Yesterday, John and I were blessed to watch as Captain Adam Opava retired from the Air Force with over twenty years of combined enlisted and commissioned service. What fun it was to sing the Air Force song and to share in the fun with his family, friends and colleagues.
The ceremony involved organizational and personal planning. There was a beautiful printed program. The event took place in the Air Force Armament Museum at Eglin Air Force Base. The head of protocol and the master of ceremonies organized everyone. Flowers were purchased for the women in Captain Opava’s family and charge coins for the special men. A cake was ordered and punch was made. Invitations were sent and travel arrangement made. But, in reality, very little was required to put on a marvelous celebration. It was grand.
As his last action on active duty, Adam conducted the reenlistment ceremony of his nephew to the surprise (and joy) of Adam’s sister. And, Adam’s remarks were great. He recognized and thanked everyone in attendance and we rejoiced with him. There was laughter and tears and so much fun. And, there was one unique characteristic of his remarks – he made no comment about his own career or accomplishments; he spoke only of his appreciation of others. He is truly a man of service.
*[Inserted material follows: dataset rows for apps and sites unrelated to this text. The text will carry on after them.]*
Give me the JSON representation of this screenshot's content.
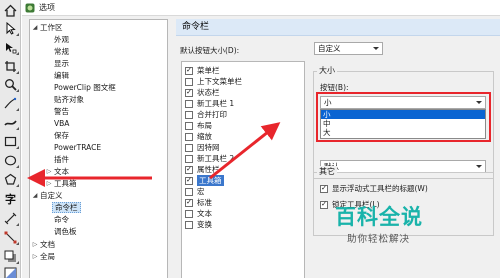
{
  "dialog": {
    "title": "选项"
  },
  "tree": {
    "items": [
      {
        "label": "工作区",
        "expanded": true
      },
      {
        "label": "外观"
      },
      {
        "label": "常规"
      },
      {
        "label": "显示"
      },
      {
        "label": "编辑"
      },
      {
        "label": "PowerClip 图文框"
      },
      {
        "label": "贴齐对象"
      },
      {
        "label": "警告"
      },
      {
        "label": "VBA"
      },
      {
        "label": "保存"
      },
      {
        "label": "PowerTRACE"
      },
      {
        "label": "插件"
      },
      {
        "label": "文本",
        "expanded": false
      },
      {
        "label": "工具箱",
        "expanded": false
      },
      {
        "label": "自定义",
        "expanded": true
      },
      {
        "label": "命令栏",
        "selected": true
      },
      {
        "label": "命令"
      },
      {
        "label": "调色板"
      },
      {
        "label": "文档",
        "expanded": false
      },
      {
        "label": "全局",
        "expanded": false
      }
    ]
  },
  "panel": {
    "title": "命令栏",
    "default_size_label": "默认按钮大小(D):",
    "default_size_value": "自定义",
    "toolbars": [
      {
        "label": "菜单栏",
        "checked": true
      },
      {
        "label": "上下文菜单栏",
        "checked": false
      },
      {
        "label": "状态栏",
        "checked": true
      },
      {
        "label": "新工具栏 1",
        "checked": false
      },
      {
        "label": "合并打印",
        "checked": false
      },
      {
        "label": "布局",
        "checked": false
      },
      {
        "label": "缩放",
        "checked": false
      },
      {
        "label": "因特网",
        "checked": false
      },
      {
        "label": "新工具栏 2",
        "checked": false
      },
      {
        "label": "属性栏",
        "checked": true
      },
      {
        "label": "工具箱",
        "checked": true,
        "selected": true
      },
      {
        "label": "宏",
        "checked": false
      },
      {
        "label": "标准",
        "checked": true
      },
      {
        "label": "文本",
        "checked": false
      },
      {
        "label": "变换",
        "checked": false
      }
    ],
    "size_group": {
      "title": "大小",
      "button_label": "按钮(B):",
      "button_value": "小",
      "options": [
        "小",
        "中",
        "大"
      ],
      "selected_option": "小",
      "lower_combo_value": "默认"
    },
    "other_group": {
      "title": "其它",
      "show_floating_title": {
        "label": "显示浮动式工具栏的标题(W)",
        "checked": true
      },
      "lock_toolbars": {
        "label": "锁定工具栏(L)",
        "checked": true
      }
    }
  },
  "toolbox": {
    "tools": [
      "home-icon",
      "pick-tool-icon",
      "shape-tool-icon",
      "crop-tool-icon",
      "zoom-tool-icon",
      "freehand-tool-icon",
      "artistic-media-icon",
      "rectangle-tool-icon",
      "ellipse-tool-icon",
      "polygon-tool-icon",
      "text-tool-icon",
      "parallel-dimension-icon",
      "connector-tool-icon",
      "drop-shadow-icon",
      "transparency-icon"
    ],
    "text_tool_glyph": "字"
  },
  "watermark": {
    "logo_text": "百科全说",
    "sub_text": "助你轻松解决"
  },
  "colors": {
    "highlight_red": "#e8262c",
    "selection_blue": "#0a64d2",
    "panel_header": "#dce9f7",
    "watermark_teal": "#19b3aa"
  }
}
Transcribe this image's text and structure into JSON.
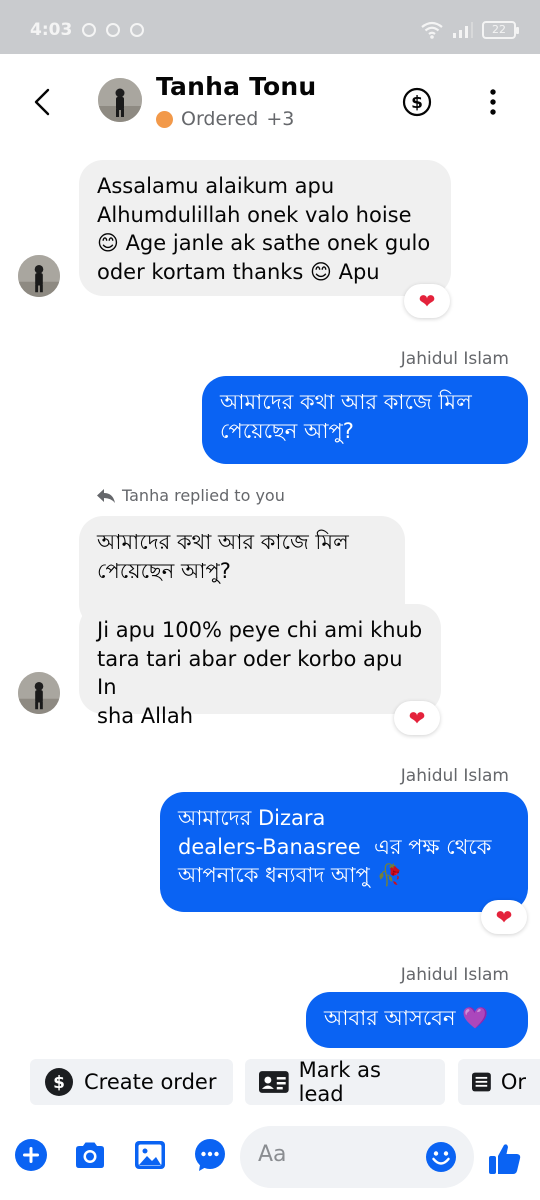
{
  "status_bar": {
    "time": "4:03",
    "battery": "22"
  },
  "header": {
    "contact_name": "Tanha Tonu",
    "status_label": "Ordered",
    "status_extra": "+3",
    "status_color": "#f2994a"
  },
  "messages": [
    {
      "direction": "incoming",
      "text": "Assalamu alaikum apu\nAlhumdulillah onek valo hoise\n😊 Age janle ak sathe onek gulo\noder kortam thanks 😊 Apu",
      "reaction": "❤"
    },
    {
      "direction": "outgoing",
      "sender": "Jahidul Islam",
      "text": "আমাদের কথা আর কাজে মিল\nপেয়েছেন আপু?"
    },
    {
      "direction": "incoming",
      "reply_note": "Tanha replied to you",
      "quoted": "আমাদের কথা আর কাজে মিল\nপেয়েছেন আপু?",
      "text": "Ji apu 100% peye chi ami khub\ntara tari abar oder korbo apu In\nsha Allah",
      "reaction": "❤"
    },
    {
      "direction": "outgoing",
      "sender": "Jahidul Islam",
      "text": "আমাদের Dizara\ndealers-Banasree  এর পক্ষ থেকে\nআপনাকে ধন্যবাদ আপু 🥀",
      "reaction": "❤"
    },
    {
      "direction": "outgoing",
      "sender": "Jahidul Islam",
      "text": "আবার আসবেন 💜"
    }
  ],
  "quick_actions": [
    {
      "label": "Create order",
      "icon": "dollar-icon"
    },
    {
      "label": "Mark as lead",
      "icon": "contact-card-icon"
    },
    {
      "label": "Or",
      "icon": "list-icon"
    }
  ],
  "composer": {
    "placeholder": "Aa"
  },
  "colors": {
    "brand_blue": "#0a63f3",
    "incoming_bubble": "#f0f0f0",
    "heart": "#e4223b"
  }
}
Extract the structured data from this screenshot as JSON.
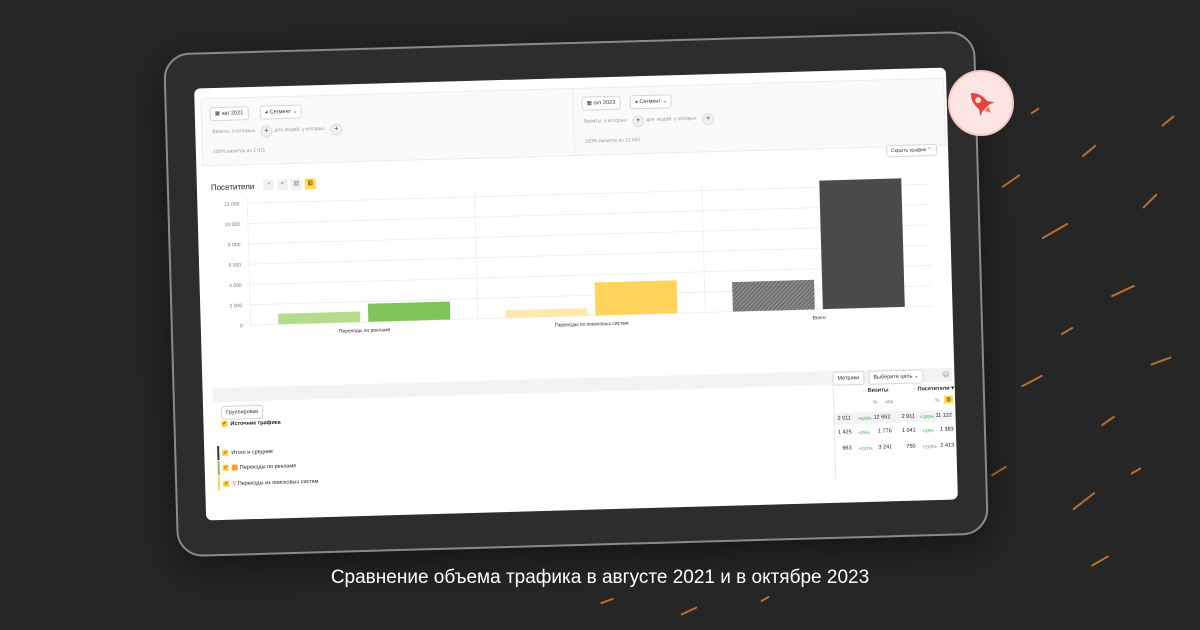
{
  "caption": "Сравнение объема трафика в августе 2021 и в октябре 2023",
  "segments": {
    "left": {
      "date": "авг 2021",
      "segment_label": "Сегмент",
      "visits_label": "Визиты, в которых",
      "people_label": "для людей, у которых",
      "percent_text": "100% визитов из 2 011"
    },
    "right": {
      "date": "окт 2023",
      "segment_label": "Сегмент",
      "visits_label": "Визиты, в которых",
      "people_label": "для людей, у которых",
      "percent_text": "100% визитов из 12 652"
    }
  },
  "chart_header": {
    "title": "Посетители",
    "hide_button": "Скрыть график"
  },
  "chart_data": {
    "type": "bar",
    "categories": [
      "Переходы по рекламе",
      "Переходы из поисковых систем",
      "Всего"
    ],
    "series": [
      {
        "values": [
          1041,
          750,
          2911
        ]
      },
      {
        "values": [
          1776,
          3241,
          12652
        ]
      }
    ],
    "ylim": [
      0,
      12000
    ],
    "yticks": [
      "0",
      "2 000",
      "4 000",
      "6 000",
      "8 000",
      "10 000",
      "12 000"
    ],
    "colors": {
      "ads_left": "#b5db8e",
      "ads_right": "#7fc45a",
      "search_left": "#fde9ab",
      "search_right": "#ffd45c",
      "total_left": "#777777",
      "total_right": "#4a4a4a"
    }
  },
  "table": {
    "metrics_button": "Метрики",
    "goal_select": "Выберите цель",
    "groupings_button": "Группировки",
    "col_visits": "Визиты",
    "col_visitors": "Посетители",
    "col_pct": "%",
    "col_abs": "abs",
    "source_header": "Источник трафика",
    "totals": {
      "visits_a": "2 011",
      "visits_pct": "+529%",
      "visits_b": "12 652",
      "visitors_a": "2 911",
      "visitors_pct": "+335%",
      "visitors_b": "11 122"
    },
    "rows": [
      {
        "label": "Итого и средние",
        "visits_a": "1 425",
        "visits_pct": "+25%",
        "visits_b": "1 776",
        "visitors_a": "1 041",
        "visitors_pct": "+33%",
        "visitors_b": "1 383"
      },
      {
        "label": "Переходы по рекламе",
        "visits_a": "963",
        "visits_pct": "+237%",
        "visits_b": "3 241",
        "visitors_a": "750",
        "visitors_pct": "+223%",
        "visitors_b": "2 413"
      },
      {
        "label": "Переходы из поисковых систем"
      }
    ]
  }
}
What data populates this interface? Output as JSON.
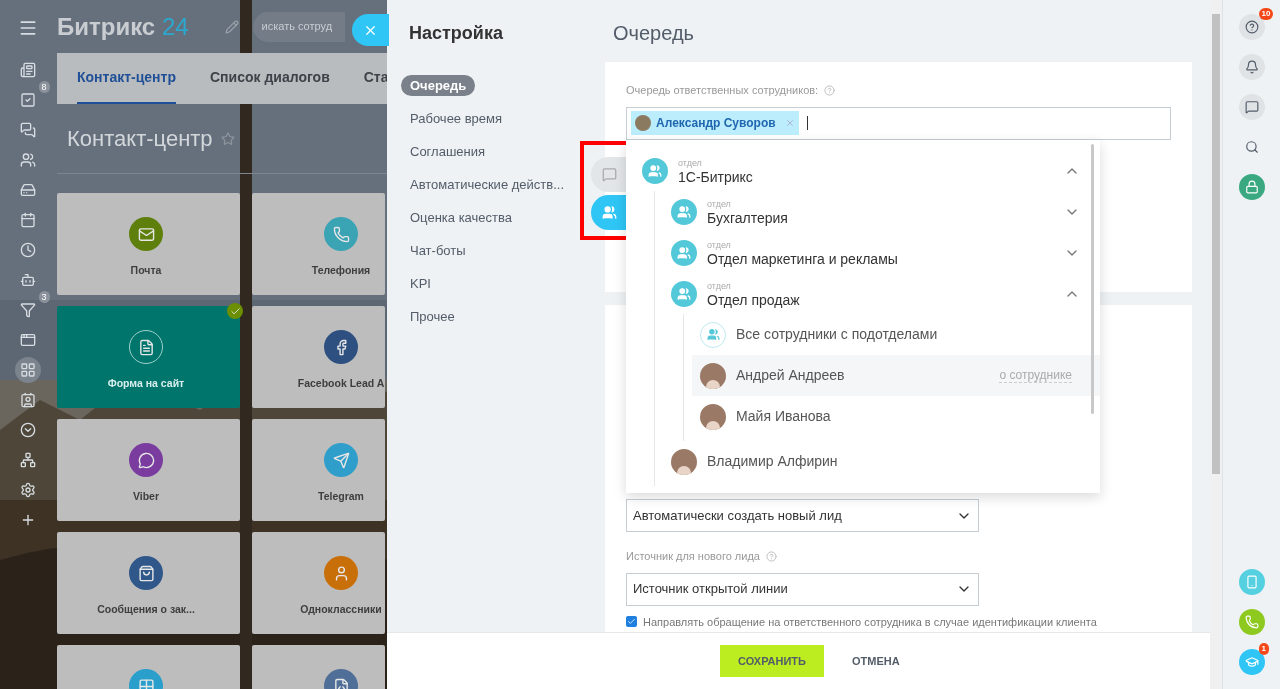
{
  "background": {
    "logo": {
      "name": "Битрикс",
      "accent": "24"
    },
    "search": {
      "placeholder": "искать сотруд"
    },
    "left_rail": [
      {
        "kind": "news",
        "selected": false
      },
      {
        "kind": "tasks",
        "badge": "8",
        "selected": false
      },
      {
        "kind": "chat",
        "selected": false
      },
      {
        "kind": "groups",
        "selected": false
      },
      {
        "kind": "drive",
        "selected": false
      },
      {
        "kind": "calendar",
        "selected": false
      },
      {
        "kind": "time",
        "selected": false
      },
      {
        "kind": "bot",
        "selected": false
      },
      {
        "kind": "funnel",
        "badge": "3",
        "selected": false
      },
      {
        "kind": "window",
        "selected": false
      },
      {
        "kind": "apps",
        "selected": true
      },
      {
        "kind": "contact",
        "selected": false
      },
      {
        "kind": "more",
        "selected": false
      },
      {
        "kind": "network",
        "selected": false
      },
      {
        "kind": "settings",
        "selected": false
      },
      {
        "kind": "plus",
        "selected": false
      }
    ],
    "tabs": [
      {
        "label": "Контакт-центр",
        "selected": true
      },
      {
        "label": "Список диалогов",
        "selected": false
      },
      {
        "label": "Ста",
        "selected": false
      }
    ],
    "title": "Контакт-центр",
    "tiles": [
      {
        "kind": "mail",
        "label": "Почта",
        "color": "#5f7f0c",
        "selected": false
      },
      {
        "kind": "phone",
        "label": "Телефония",
        "color": "#3aa3b4",
        "selected": false
      },
      {
        "kind": "form",
        "label": "Форма на сайт",
        "color": "#00756c",
        "selected": true
      },
      {
        "kind": "facebook",
        "label": "Facebook Lead A",
        "color": "#2d5080",
        "selected": false
      },
      {
        "kind": "viber",
        "label": "Viber",
        "color": "#7a3c9e",
        "selected": false
      },
      {
        "kind": "telegram",
        "label": "Telegram",
        "color": "#2f9ecb",
        "selected": false
      },
      {
        "kind": "vk",
        "label": "Сообщения о зак...",
        "color": "#30578a",
        "selected": false
      },
      {
        "kind": "ok",
        "label": "Одноклассники",
        "color": "#c96f0a",
        "selected": false
      },
      {
        "kind": "grid",
        "color": "#2a9fcb",
        "selected": false
      },
      {
        "kind": "doc",
        "color": "#4f6e98",
        "selected": false
      }
    ]
  },
  "panel": {
    "title": "Настройка",
    "nav": [
      {
        "label": "Очередь",
        "selected": true
      },
      {
        "label": "Рабочее время",
        "selected": false
      },
      {
        "label": "Соглашения",
        "selected": false
      },
      {
        "label": "Автоматические действ...",
        "selected": false
      },
      {
        "label": "Оценка качества",
        "selected": false
      },
      {
        "label": "Чат-боты",
        "selected": false
      },
      {
        "label": "KPI",
        "selected": false
      },
      {
        "label": "Прочее",
        "selected": false
      }
    ],
    "heading": "Очередь",
    "queue_field": {
      "label": "Очередь ответственных сотрудников:",
      "tags": [
        {
          "name": "Александр Суворов"
        }
      ]
    },
    "selector_tabs": [
      {
        "kind": "chats",
        "selected": false
      },
      {
        "kind": "departments",
        "selected": true
      }
    ],
    "annotation_frame": true,
    "tree": [
      {
        "kind": "department",
        "caption": "отдел",
        "name": "1С-Битрикс",
        "expanded": true,
        "children": [
          {
            "kind": "department",
            "caption": "отдел",
            "name": "Бухгалтерия",
            "expanded": false
          },
          {
            "kind": "department",
            "caption": "отдел",
            "name": "Отдел маркетинга и рекламы",
            "expanded": false
          },
          {
            "kind": "department",
            "caption": "отдел",
            "name": "Отдел продаж",
            "expanded": true,
            "children": [
              {
                "kind": "all",
                "name": "Все сотрудники с подотделами"
              },
              {
                "kind": "user",
                "name": "Андрей Андреев",
                "hovered": true,
                "link": "о сотруднике"
              },
              {
                "kind": "user",
                "name": "Майя Иванова",
                "hovered": false
              }
            ]
          },
          {
            "kind": "user",
            "name": "Владимир Алфирин",
            "hovered": false
          }
        ]
      }
    ],
    "lead_select": {
      "value": "Автоматически создать новый лид"
    },
    "source_label": "Источник для нового лида",
    "source_select": {
      "value": "Источник открытой линии"
    },
    "redirect_checkbox": {
      "label": "Направлять обращение на ответственного сотрудника в случае идентификации клиента",
      "checked": true
    },
    "buttons": [
      {
        "kind": "primary",
        "label": "СОХРАНИТЬ"
      },
      {
        "kind": "plain",
        "label": "ОТМЕНА"
      }
    ]
  },
  "right_rail": [
    {
      "kind": "help",
      "badge": "10"
    },
    {
      "kind": "bell"
    },
    {
      "kind": "chat"
    },
    {
      "kind": "search"
    },
    {
      "kind": "lock"
    },
    {
      "kind": "gap"
    },
    {
      "kind": "cloud-phone"
    },
    {
      "kind": "call"
    },
    {
      "kind": "learn",
      "badge": "1"
    }
  ]
}
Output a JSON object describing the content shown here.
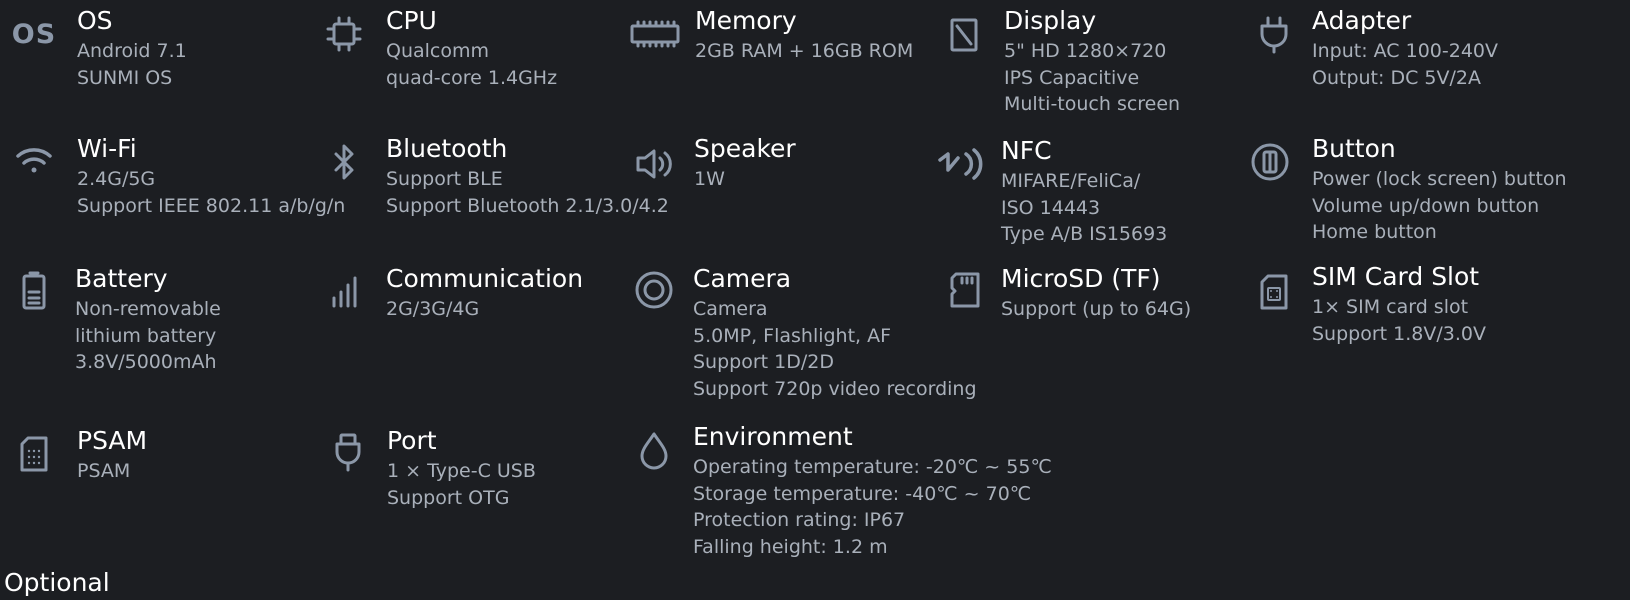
{
  "specs": {
    "os": {
      "title": "OS",
      "lines": [
        "Android 7.1",
        "SUNMI OS"
      ],
      "icon_label": "OS"
    },
    "cpu": {
      "title": "CPU",
      "lines": [
        "Qualcomm",
        "quad-core 1.4GHz"
      ]
    },
    "memory": {
      "title": "Memory",
      "lines": [
        "2GB RAM + 16GB ROM"
      ]
    },
    "display": {
      "title": "Display",
      "lines": [
        "5\" HD 1280×720",
        "IPS Capacitive",
        "Multi-touch screen"
      ]
    },
    "adapter": {
      "title": "Adapter",
      "lines": [
        "Input: AC 100-240V",
        "Output: DC 5V/2A"
      ]
    },
    "wifi": {
      "title": "Wi-Fi",
      "lines": [
        "2.4G/5G",
        "Support IEEE 802.11 a/b/g/n"
      ]
    },
    "bluetooth": {
      "title": "Bluetooth",
      "lines": [
        "Support BLE",
        "Support Bluetooth 2.1/3.0/4.2"
      ]
    },
    "speaker": {
      "title": "Speaker",
      "lines": [
        "1W"
      ]
    },
    "nfc": {
      "title": "NFC",
      "lines": [
        "MIFARE/FeliCa/",
        "ISO 14443",
        "Type A/B IS15693"
      ]
    },
    "button": {
      "title": "Button",
      "lines": [
        "Power (lock screen) button",
        "Volume up/down button",
        "Home button"
      ]
    },
    "battery": {
      "title": "Battery",
      "lines": [
        "Non-removable",
        "lithium battery",
        "3.8V/5000mAh"
      ]
    },
    "communication": {
      "title": "Communication",
      "lines": [
        "2G/3G/4G"
      ]
    },
    "camera": {
      "title": "Camera",
      "lines": [
        "Camera",
        "5.0MP, Flashlight, AF",
        "Support 1D/2D",
        "Support 720p video recording"
      ]
    },
    "microsd": {
      "title": "MicroSD (TF)",
      "lines": [
        "Support (up to 64G)"
      ]
    },
    "sim": {
      "title": "SIM Card Slot",
      "lines": [
        "1× SIM card slot",
        "Support 1.8V/3.0V"
      ]
    },
    "psam": {
      "title": "PSAM",
      "lines": [
        "PSAM"
      ]
    },
    "port": {
      "title": "Port",
      "lines": [
        "1 × Type-C USB",
        "Support OTG"
      ]
    },
    "environment": {
      "title": "Environment",
      "lines": [
        "Operating temperature: -20℃ ~ 55℃",
        "Storage temperature: -40℃ ~ 70℃",
        "Protection rating: IP67",
        "Falling height: 1.2 m"
      ]
    }
  },
  "optional_heading": "Optional"
}
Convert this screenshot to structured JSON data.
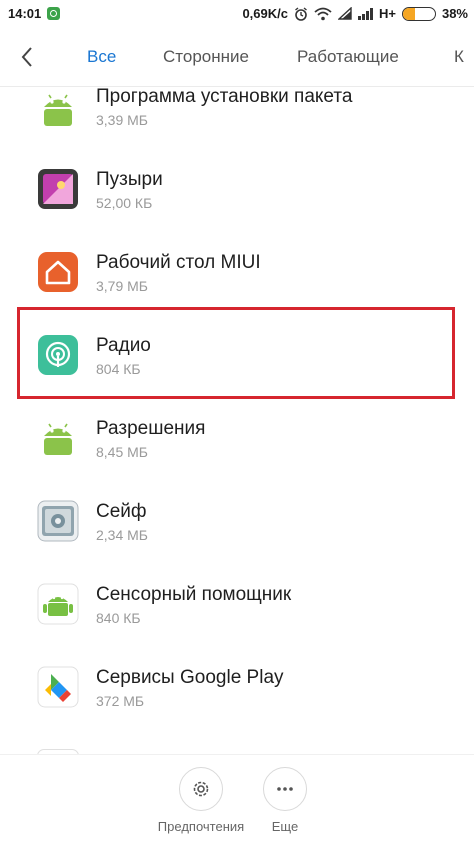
{
  "status_bar": {
    "time": "14:01",
    "network_speed": "0,69K/c",
    "network_type": "H+",
    "battery_percent": "38%",
    "battery_level": 0.38,
    "icons": [
      "message-icon",
      "alarm-icon",
      "wifi-icon",
      "cellular-signal-icon",
      "battery-icon"
    ]
  },
  "tabs": {
    "all": "Все",
    "third_party": "Сторонние",
    "running": "Работающие",
    "cut_off": "К"
  },
  "apps": [
    {
      "name": "Программа установки пакета",
      "size": "3,39 МБ",
      "icon": "android-icon"
    },
    {
      "name": "Пузыри",
      "size": "52,00 КБ",
      "icon": "bubbles-wallpaper-icon"
    },
    {
      "name": "Рабочий стол MIUI",
      "size": "3,79 МБ",
      "icon": "home-icon"
    },
    {
      "name": "Радио",
      "size": "804 КБ",
      "icon": "radio-icon"
    },
    {
      "name": "Разрешения",
      "size": "8,45 МБ",
      "icon": "android-icon"
    },
    {
      "name": "Сейф",
      "size": "2,34 МБ",
      "icon": "safe-icon"
    },
    {
      "name": "Сенсорный помощник",
      "size": "840 КБ",
      "icon": "android-icon"
    },
    {
      "name": "Сервисы Google Play",
      "size": "372 МБ",
      "icon": "google-play-services-icon"
    }
  ],
  "bottom_bar": {
    "preferences": "Предпочтения",
    "more": "Еще"
  },
  "colors": {
    "active_tab": "#1976d2",
    "highlight_border": "#d6262e",
    "android_green": "#8bc34a",
    "radio_teal": "#3dbf9a",
    "home_orange": "#e8612c"
  }
}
As I sat and enjoyed the speakers and words, I was so glad that Adam and his command took the time and trouble to have this day. It was important.
- Adam’s two children were recognized during the ceremony. They beamed for the photographer as they held certificates with their names written in fancy font. They laughed when the speaker told silly stories about them. And, they cried when their dad was overcome with emotion while talking about them. Those kids will always remember and appreciate this day.
- Adam’s parents, long divorced and both having served in the military, heard others praise their son’s service, talents and faithfulness. Their faces glowed with pride. They deserved this event.
- Adam’s friends and family got to hear of his accomplishments and contributions to the Air Force and its people. Their respect and appreciation of Adam and his children were increased.
- Adam’s co-workers needed to say thank you and to share in the review of his service. Their respect for him was easy to see. But, the impact that today had on their own careers will never be known fully. Perhaps one decided to apply for the enlisted-to-officer program that Adam completed or will work harder at being the kind of single parent that Adam is.
- And, Adam deserved every honor that could be given to him. He will reflect on the ceremony, trying to remember what he said during his own remarks. And, years from now, he will look at the pictures of today and he will be reminded of how important his service was.
We need to celebrate the accomplishments of our people. Never miss that chance to shake a hand and say “well done” or to attend that promotion or retirement event. Go to the birthday party. Send the anniversary card. You may never know what harvest God will bring.
“For God is not unjust so as to overlook your work and the love that you have shown for his name in serving the saints, as you still do.” (Hebrews 6:10)
You are so good at matching the scripture to the story
Having recently come to know that Adam is my nephew, I am very proud to learn of his many accomplishments and wish I had known him throughout his life. Congratulations on a life well lived so far. May God bless you and your family with happiness, health, and much joy of life.
Adam spent lots of time with our family during his growing up years. He and Ashley always had something crazy going on. I loved him as a kid and love him now. Always knew that he was special! He has proved that with his service to our country and with his love for God and his family. Couldn’t be prouder. Congrats on your retirement, Adam…now get to work! Thank you, Jill, for posting this description of the ceremony. I almost feel like I was there!
Rhonda, What wonderful comments about Adam. He is a great man!
I was so honored to attend your ceremony!
Date: Sat, 6 Dec 2014 15:35:24 +0000 To: firstname.lastname@example.org
You underline quite nicely what I said in Naval Ceremonies, Customs and Traditions. Ceremonies such as this are less for the honoree, than they are for the families, friends and co-workers. They do honor to the individual, but the attendees get to celebrate a service and see that hard work and dedication are respected by the bestowal of laud and honor. In fact the person who self-denigrates to the point of saying “Don’t go to any trouble over me” in fact is very selfishly denying others the chance to recognize the recipient, or to see that there is a benefit to service, and in the end actually cheapens the service and the award. Well done.